The opening “Allegro ma non troppo,” had a good pace, sturdy strings and particularly eloquent woodwinds, but fell for the common trap of too much self-indulgent affectation—witness the virtual collapse into the second subject and its overly tenutoed (new word!) first eighth of the theme.
Throughout the symphony there were many occasions where Beethoven’s staccato markings were either ignored or realized with different lengths even as the same phrases made their way though various sections of the orchestra. This “sound” indulgence robs the music of much of its contrast, giving the band too much of a uniform, homogeneous sound—the very antithesis of much of classical music with its penchant for balance. One has to go back to the early ‘60s with Herbert von Karajan and the Berlin Philharmonic Orchestra to find a performance that puts the markings first and the sound booth second (the musical value in Karajan’s recordings deteriorated in direct proportion to “improvements” in sound capturing technology.)

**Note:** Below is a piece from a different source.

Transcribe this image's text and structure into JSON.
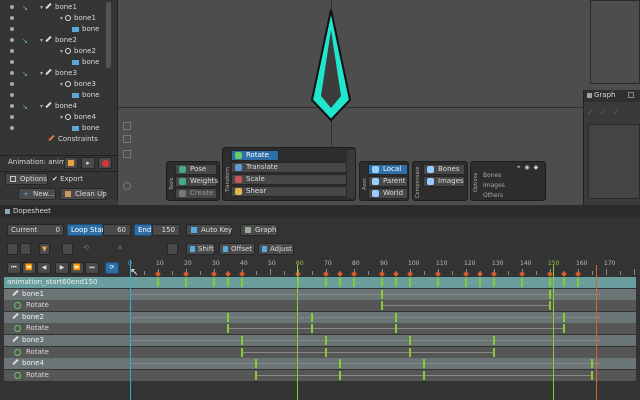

In general, the PSO recording engineers deliver the goods with consistency, but I have noticed a particularly overly present pick up of the French horns, which tends to put the rest of the winds out of balance.
And so too with dynamics. Arguably, the climax of the first movement is the fortissimo, but its volume (and, hence, dramatic weight) remained unchanged from the long passage of just forte that preceded it. No point was made.
PSO principal clarinetist Michael Rusinek stole the show (as he would throughout this mini clarinet concerto) in the coda with his compelling combination of technique and sensitivity.
The “Andante molto mosso” made a convincing brook and pleasantly startled me with a pianissimo that brought a shiver. More, please. Yet just as things were coming along nicely, I noticed a couple of patches of channel dropouts that caused me to suspect a loose speaker wire, but the dénouement of this mystery would have to wait.
The printed score shows five distinct movements, yet the last three (“Allegro - Peasants’ merry-making,” “Allegro - Tempest and Storm,” “Allegretto - The Shepherd’s Hymn”) are performed uninterrupted so must be thought of as one.
Jansons failed to provide any hints that he had made those connections in his approach. Consequently, the result was largely disjointed. There was little merry making in the clarinet or strings with the frantic pace chosen for the “Scherzo.” To their credit, the players got through, but the atmosphere was quiet panic rather than uproarious fun and then—when the notated Presto arrived—there was no gas left in anyone’s tank.
The storm was loud and dynamic; the lower strings proved once more that their technical skills are first rate but it was those wonderful violas that so beautifully morphed the texture from angst to relief, but to no avail. Jansons couldn’t find the pulse relationship from one movement to the next so the transition that should be subtly seamless was merely, OK here’s the 6/8.
The key to the finale is to let it play, rather than make it so. Add to that the understanding that sotto voce is not a tempo change, then there could be a fine performance rather than one that just sounded good.
The Prokofiev Violin Concerto got off to a beautifully restrained start. Clearly Spivakov and Jansons were speaking the same language. But not for long. I counted 18 unexpected electronic “screeches” eerily echoing the musical lines and began to wonder if the fund drive had fallen short and WQED/WNED hadn’t enough electricity to record and broadcast the concert.
Fortunately all seemed well by the start of the fiendish second movement, which was performed with dazzle and aplomb although the balance between soloist and orchestra appeared to have altered significantly, and I was planning to offer some “advice” to the engineer.
But never mind. Gremlins were afoot. The tape had been replaced with a CD performance (same soloist; different orchestra). I was reminded of a few such occurrences on our beloved CBC where the air tape had not been previewed and comments never meant to be heard were unwittingly broadcast in full stereo…
Ah well, on to the next! JWR